What follows is a listing; restate all of it word for word.

● ● ● ● ●

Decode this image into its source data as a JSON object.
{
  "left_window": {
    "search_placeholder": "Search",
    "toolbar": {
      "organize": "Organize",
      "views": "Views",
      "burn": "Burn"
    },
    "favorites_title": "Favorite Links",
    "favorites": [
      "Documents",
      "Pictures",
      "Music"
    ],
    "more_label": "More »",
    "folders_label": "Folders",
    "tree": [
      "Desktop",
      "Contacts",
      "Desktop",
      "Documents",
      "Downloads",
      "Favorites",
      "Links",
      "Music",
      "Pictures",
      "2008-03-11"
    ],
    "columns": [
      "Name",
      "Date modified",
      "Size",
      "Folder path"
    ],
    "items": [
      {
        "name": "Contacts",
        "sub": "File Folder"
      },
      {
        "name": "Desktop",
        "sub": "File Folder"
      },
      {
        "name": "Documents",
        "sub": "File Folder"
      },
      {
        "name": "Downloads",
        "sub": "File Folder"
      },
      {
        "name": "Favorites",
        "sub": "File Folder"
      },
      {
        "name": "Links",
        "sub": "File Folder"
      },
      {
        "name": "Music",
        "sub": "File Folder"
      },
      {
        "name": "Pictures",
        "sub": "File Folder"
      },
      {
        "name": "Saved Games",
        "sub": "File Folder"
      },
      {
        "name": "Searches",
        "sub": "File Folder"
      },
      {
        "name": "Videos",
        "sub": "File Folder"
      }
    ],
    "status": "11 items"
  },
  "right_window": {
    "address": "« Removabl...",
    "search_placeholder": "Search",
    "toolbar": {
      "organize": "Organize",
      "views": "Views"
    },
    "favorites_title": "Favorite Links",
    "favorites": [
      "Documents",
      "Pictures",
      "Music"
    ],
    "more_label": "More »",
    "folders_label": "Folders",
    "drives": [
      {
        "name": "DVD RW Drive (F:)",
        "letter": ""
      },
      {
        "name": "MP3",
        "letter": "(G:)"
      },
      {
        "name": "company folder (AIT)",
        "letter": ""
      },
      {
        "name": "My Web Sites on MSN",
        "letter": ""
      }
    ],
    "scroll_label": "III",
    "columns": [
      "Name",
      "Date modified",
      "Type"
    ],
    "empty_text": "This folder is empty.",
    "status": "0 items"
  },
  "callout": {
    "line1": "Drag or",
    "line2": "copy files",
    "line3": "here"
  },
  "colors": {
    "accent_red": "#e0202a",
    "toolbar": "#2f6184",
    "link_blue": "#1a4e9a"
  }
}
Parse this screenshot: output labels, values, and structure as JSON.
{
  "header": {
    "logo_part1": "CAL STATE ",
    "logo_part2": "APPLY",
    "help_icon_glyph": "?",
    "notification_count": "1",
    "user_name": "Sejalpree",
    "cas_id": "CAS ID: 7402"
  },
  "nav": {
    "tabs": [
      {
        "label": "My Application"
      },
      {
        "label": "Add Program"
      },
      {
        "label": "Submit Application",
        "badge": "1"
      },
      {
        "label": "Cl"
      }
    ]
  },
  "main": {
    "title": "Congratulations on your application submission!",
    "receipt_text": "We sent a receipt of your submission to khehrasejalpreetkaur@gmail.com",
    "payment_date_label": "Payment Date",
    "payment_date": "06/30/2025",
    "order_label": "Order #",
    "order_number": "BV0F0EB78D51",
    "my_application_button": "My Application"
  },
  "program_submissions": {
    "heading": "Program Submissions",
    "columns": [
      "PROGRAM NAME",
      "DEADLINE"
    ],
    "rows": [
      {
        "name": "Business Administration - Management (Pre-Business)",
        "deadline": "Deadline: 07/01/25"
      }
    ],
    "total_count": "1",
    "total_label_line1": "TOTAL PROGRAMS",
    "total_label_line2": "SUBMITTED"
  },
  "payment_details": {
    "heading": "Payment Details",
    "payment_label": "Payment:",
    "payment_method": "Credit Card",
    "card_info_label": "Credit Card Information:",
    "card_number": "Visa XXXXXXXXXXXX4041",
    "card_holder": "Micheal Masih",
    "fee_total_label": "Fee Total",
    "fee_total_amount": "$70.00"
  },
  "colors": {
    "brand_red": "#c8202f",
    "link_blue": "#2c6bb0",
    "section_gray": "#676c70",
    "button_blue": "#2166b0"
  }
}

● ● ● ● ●

Your solution:
Decode this image into its source data as a JSON object.
{
  "left_window": {
    "search_placeholder": "Search",
    "toolbar": {
      "organize": "Organize",
      "views": "Views",
      "burn": "Burn"
    },
    "favorites_title": "Favorite Links",
    "favorites": [
      "Documents",
      "Pictures",
      "Music"
    ],
    "more_label": "More »",
    "folders_label": "Folders",
    "tree": [
      "Desktop",
      "Contacts",
      "Desktop",
      "Documents",
      "Downloads",
      "Favorites",
      "Links",
      "Music",
      "Pictures",
      "2008-03-11"
    ],
    "columns": [
      "Name",
      "Date modified",
      "Size",
      "Folder path"
    ],
    "items": [
      {
        "name": "Contacts",
        "sub": "File Folder"
      },
      {
        "name": "Desktop",
        "sub": "File Folder"
      },
      {
        "name": "Documents",
        "sub": "File Folder"
      },
      {
        "name": "Downloads",
        "sub": "File Folder"
      },
      {
        "name": "Favorites",
        "sub": "File Folder"
      },
      {
        "name": "Links",
        "sub": "File Folder"
      },
      {
        "name": "Music",
        "sub": "File Folder"
      },
      {
        "name": "Pictures",
        "sub": "File Folder"
      },
      {
        "name": "Saved Games",
        "sub": "File Folder"
      },
      {
        "name": "Searches",
        "sub": "File Folder"
      },
      {
        "name": "Videos",
        "sub": "File Folder"
      }
    ],
    "status": "11 items"
  },
  "right_window": {
    "address": "« Removabl...",
    "search_placeholder": "Search",
    "toolbar": {
      "organize": "Organize",
      "views": "Views"
    },
    "favorites_title": "Favorite Links",
    "favorites": [
      "Documents",
      "Pictures",
      "Music"
    ],
    "more_label": "More »",
    "folders_label": "Folders",
    "drives": [
      {
        "name": "DVD RW Drive (F:)",
        "letter": ""
      },
      {
        "name": "MP3",
        "letter": "(G:)"
      },
      {
        "name": "company folder (AIT)",
        "letter": ""
      },
      {
        "name": "My Web Sites on MSN",
        "letter": ""
      }
    ],
    "scroll_label": "III",
    "columns": [
      "Name",
      "Date modified",
      "Type"
    ],
    "empty_text": "This folder is empty.",
    "status": "0 items"
  },
  "callout": {
    "line1": "Drag or",
    "line2": "copy files",
    "line3": "here"
  },
  "colors": {
    "accent_red": "#e0202a",
    "toolbar": "#2f6184",
    "link_blue": "#1a4e9a"
  }
}
Parse this screenshot: output labels, values, and structure as JSON.
{
  "header": {
    "logo_part1": "CAL STATE ",
    "logo_part2": "APPLY",
    "help_icon_glyph": "?",
    "notification_count": "1",
    "user_name": "Sejalpree",
    "cas_id": "CAS ID: 7402"
  },
  "nav": {
    "tabs": [
      {
        "label": "My Application"
      },
      {
        "label": "Add Program"
      },
      {
        "label": "Submit Application",
        "badge": "1"
      },
      {
        "label": "Cl"
      }
    ]
  },
  "main": {
    "title": "Congratulations on your application submission!",
    "receipt_text": "We sent a receipt of your submission to khehrasejalpreetkaur@gmail.com",
    "payment_date_label": "Payment Date",
    "payment_date": "06/30/2025",
    "order_label": "Order #",
    "order_number": "BV0F0EB78D51",
    "my_application_button": "My Application"
  },
  "program_submissions": {
    "heading": "Program Submissions",
    "columns": [
      "PROGRAM NAME",
      "DEADLINE"
    ],
    "rows": [
      {
        "name": "Business Administration - Management (Pre-Business)",
        "deadline": "Deadline: 07/01/25"
      }
    ],
    "total_count": "1",
    "total_label_line1": "TOTAL PROGRAMS",
    "total_label_line2": "SUBMITTED"
  },
  "payment_details": {
    "heading": "Payment Details",
    "payment_label": "Payment:",
    "payment_method": "Credit Card",
    "card_info_label": "Credit Card Information:",
    "card_number": "Visa XXXXXXXXXXXX4041",
    "card_holder": "Micheal Masih",
    "fee_total_label": "Fee Total",
    "fee_total_amount": "$70.00"
  },
  "colors": {
    "brand_red": "#c8202f",
    "link_blue": "#2c6bb0",
    "section_gray": "#676c70",
    "button_blue": "#2166b0"
  }
}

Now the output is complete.